By default, someone will get the ball in the ninth inning, but for a team that has no plans to set the world on fire for a season or two, anyone who does fall into the role and perform amicably will be most useful to the team as a trade asset. If somebody inexplicably wanted to keep their role as the Phillies' top late inning reliever, then they'd have to struggle a bit; not enough to lose their job, but enough to keep them off contending teams' watch lists. That would be weird. But with the way reliable pitching is stalked in this league, it won't take a lot of success to generate interest.

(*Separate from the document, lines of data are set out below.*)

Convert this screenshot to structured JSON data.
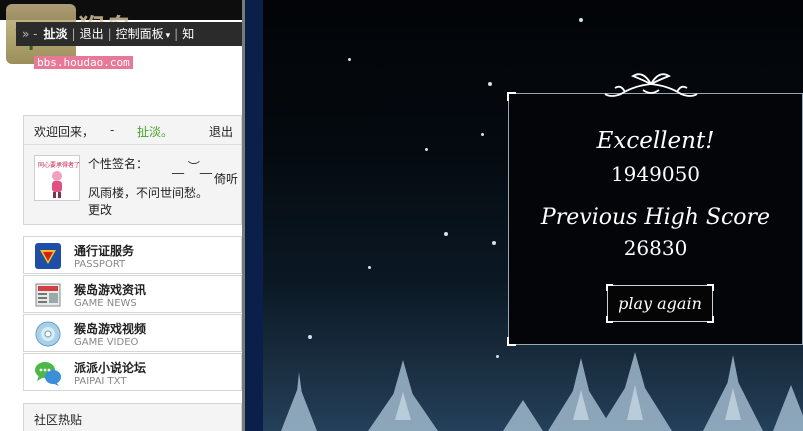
{
  "header": {
    "brand": "猴岛",
    "url_badge": "bbs.houdao.com",
    "nav": {
      "arrows": "» -",
      "username": "扯淡",
      "logout": "退出",
      "control_panel": "控制面板",
      "control_caret": "▾",
      "more": "知"
    }
  },
  "welcome": {
    "greeting": "欢迎回来，",
    "dash": "-",
    "username": "扯淡。",
    "logout": "退出",
    "signature_label": "个性签名：",
    "signature_marks": "__ ︶__",
    "signature_side": "倚听",
    "signature_text": "风雨楼，不问世间愁。",
    "edit": "更改",
    "avatar_tag": "同心要承得者了"
  },
  "services": [
    {
      "title": "通行证服务",
      "subtitle": "PASSPORT",
      "icon": "superman-icon"
    },
    {
      "title": "猴岛游戏资讯",
      "subtitle": "GAME NEWS",
      "icon": "newspaper-icon"
    },
    {
      "title": "猴岛游戏视频",
      "subtitle": "GAME VIDEO",
      "icon": "disc-icon"
    },
    {
      "title": "派派小说论坛",
      "subtitle": "PAIPAI TXT",
      "icon": "chat-bubbles-icon"
    }
  ],
  "community": {
    "title": "社区热贴"
  },
  "game": {
    "result_label": "Excellent!",
    "score": "1949050",
    "high_label": "Previous High Score",
    "high_score": "26830",
    "play_again": "play again"
  },
  "colors": {
    "username_green": "#44a224",
    "url_badge_pink": "#e87898",
    "game_bg": "#020407",
    "divider_blue": "#0a1f4a"
  }
}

On the roster currently is David Hernandez, who threw 33.2 innings in relief for the Diamondbacks in 2015, allowing 33 hits and 18 runs while walking 11 and finishing seven games with no saves. In 2014, he did not throw any innings for anyone because he was recovering from Tommy John surgery. From 2010-13, he finished 77 games, with a gem of a 2012, throwing 68.1 innings with a 2.50 ERA and 4.45 SO/W.
If 2012 David Hernandez can make an appearance, the Phillies will receive a few phone calls. But regardless, he is widely - too widely - believed to be the man for the job.
The Phillies don't have a closer's role waiting to be nabbed; they have an audition stage for someone to climb onto, get three outs consistently, and move onto a real bullpen somewhere else. Jim Duquette is throwing bounce back candidates in your face, like Fernando Rodney and Neftalí Feliz. Assuming the amount of money they seek is sane, that process makes sense. Anyone outside of a small coven of promising younglings who produces well for the Phillies right now is headed for the trading block and it's on Matt Klentak and Andy MacPhail and that whole restructured front office to determine how active or passive he is in getting them there.
In all likelihood, it will be Hernandez out there in the ninth, but anyone fitting the same mold as a Rodney or Feliz would due. The closer is a luxury item that belongs on a better team. Often, the pitcher who finishes the game winds up with the label, in the same way that whichever starter leads a rotation is deemed the "staff ace" even if that starter is a cruel representation of the word "ace."
As long as there is a warm body to shove out of the bullpen gate to finish the ninth, the Phillies won't need a definitive closer; but if somebody wants to punch through enough opponents to turn themselves into a trade asset, they should feel free, as it would benefit both them as a player and the Phillies as a rebuilding team. But the importance of the Phillies going out of their way to fill the role is minimal.